– Winston Churchill.
It wasn’t one particular veteran’s story that brought a lump to my throat though. As I sat at one of the tables going through my notes, waiting for them all to arrive, I spotted a long row of empty wheelchairs lined up at the entrance to the hangar.
Ready, waiting, for the very last of the heroes of Bomber Command.
You can read more about the work of Project Propeller here
Above Us The Stars: 10 Squadron Bomber Command – The Wireless Operator’s Story will be published in Summer 2020, and is now available to pre-order.
The Horsekeeper’s Daughter (2017) – a bestselling true story of 19th century migration from the mining villages of north east England to the Queensland rainforests.
Moira Gulliford July 11, 2018
This brought tears to my eyes as I remembered the quiet unassuming man who was my Uncle Jack. Like many others he never spoke of his war time experiences but his life always revolved around the RAF and RAFA . ASSOCIATION for which he worked tirelessly.

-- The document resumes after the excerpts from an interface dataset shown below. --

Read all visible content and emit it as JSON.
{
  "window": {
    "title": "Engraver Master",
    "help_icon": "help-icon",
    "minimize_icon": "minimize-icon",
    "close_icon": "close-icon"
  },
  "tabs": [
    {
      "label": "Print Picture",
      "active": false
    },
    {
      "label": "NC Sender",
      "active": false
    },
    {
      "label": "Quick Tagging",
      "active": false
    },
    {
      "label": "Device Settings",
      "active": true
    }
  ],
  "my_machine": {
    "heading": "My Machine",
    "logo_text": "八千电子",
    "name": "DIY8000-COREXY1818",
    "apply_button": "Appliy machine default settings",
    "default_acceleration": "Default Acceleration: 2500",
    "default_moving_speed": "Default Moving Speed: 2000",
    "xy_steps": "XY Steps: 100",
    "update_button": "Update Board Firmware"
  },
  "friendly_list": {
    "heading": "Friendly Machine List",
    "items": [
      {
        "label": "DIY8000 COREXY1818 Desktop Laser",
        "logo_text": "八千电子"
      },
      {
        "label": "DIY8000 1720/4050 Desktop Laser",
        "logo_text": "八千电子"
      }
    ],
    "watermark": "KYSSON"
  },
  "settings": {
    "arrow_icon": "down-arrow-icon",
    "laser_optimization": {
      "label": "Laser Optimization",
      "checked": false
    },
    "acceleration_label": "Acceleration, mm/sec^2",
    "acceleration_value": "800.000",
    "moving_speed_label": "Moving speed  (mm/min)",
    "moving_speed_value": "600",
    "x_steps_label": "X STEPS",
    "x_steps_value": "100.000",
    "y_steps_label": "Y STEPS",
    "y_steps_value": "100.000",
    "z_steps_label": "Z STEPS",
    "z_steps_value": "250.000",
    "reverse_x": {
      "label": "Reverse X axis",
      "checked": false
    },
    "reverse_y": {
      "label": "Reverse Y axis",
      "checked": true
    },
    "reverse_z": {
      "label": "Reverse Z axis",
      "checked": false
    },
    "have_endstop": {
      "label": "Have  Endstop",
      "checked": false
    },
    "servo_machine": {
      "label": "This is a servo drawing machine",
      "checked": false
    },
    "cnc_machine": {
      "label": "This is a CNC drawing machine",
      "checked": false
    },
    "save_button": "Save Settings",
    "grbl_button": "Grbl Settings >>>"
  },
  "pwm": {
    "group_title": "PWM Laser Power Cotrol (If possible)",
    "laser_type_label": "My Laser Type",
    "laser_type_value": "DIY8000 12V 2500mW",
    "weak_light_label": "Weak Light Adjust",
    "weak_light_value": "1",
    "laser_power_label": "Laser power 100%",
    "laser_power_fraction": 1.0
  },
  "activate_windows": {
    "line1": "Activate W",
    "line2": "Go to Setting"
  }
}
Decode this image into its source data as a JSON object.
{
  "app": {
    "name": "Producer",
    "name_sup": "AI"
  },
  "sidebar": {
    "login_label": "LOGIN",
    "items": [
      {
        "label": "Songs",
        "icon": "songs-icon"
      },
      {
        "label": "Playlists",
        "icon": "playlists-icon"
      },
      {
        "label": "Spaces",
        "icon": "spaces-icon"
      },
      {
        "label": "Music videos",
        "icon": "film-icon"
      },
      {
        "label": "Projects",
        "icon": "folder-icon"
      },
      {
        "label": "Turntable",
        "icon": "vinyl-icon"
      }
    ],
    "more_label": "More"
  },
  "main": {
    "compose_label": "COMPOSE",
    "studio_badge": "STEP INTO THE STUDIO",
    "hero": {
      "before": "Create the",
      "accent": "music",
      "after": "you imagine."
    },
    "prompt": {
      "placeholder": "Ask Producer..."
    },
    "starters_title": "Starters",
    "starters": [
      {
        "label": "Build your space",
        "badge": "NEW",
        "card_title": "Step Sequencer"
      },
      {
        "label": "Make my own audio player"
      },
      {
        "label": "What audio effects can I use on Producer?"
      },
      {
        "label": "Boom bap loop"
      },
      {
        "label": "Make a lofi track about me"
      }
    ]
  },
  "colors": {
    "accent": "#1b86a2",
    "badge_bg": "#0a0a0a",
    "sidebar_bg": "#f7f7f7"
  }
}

Well done Jane for caring enough to write about our quiet heroes.
Julie Williams July 15, 2021
I love reading what you write Jane. The minute you start writing I am drawn into the people you write about. You make them come back to life and that is the greatest legacy. Every time we talk about a person – their legacy lives on.
Geoff Cooper October 8, 2022
Well done for honouring these heroes while they’re still with us.. Infinitely preferable to reading their obits.
I’ve been privileged to meet a few of these former Bomber Command aircrew (prefer that to the term ‘veteran’) and I always felt inspired afterwards.
It’s been said before but it can’t be said often enough – they truly were the greatest generation.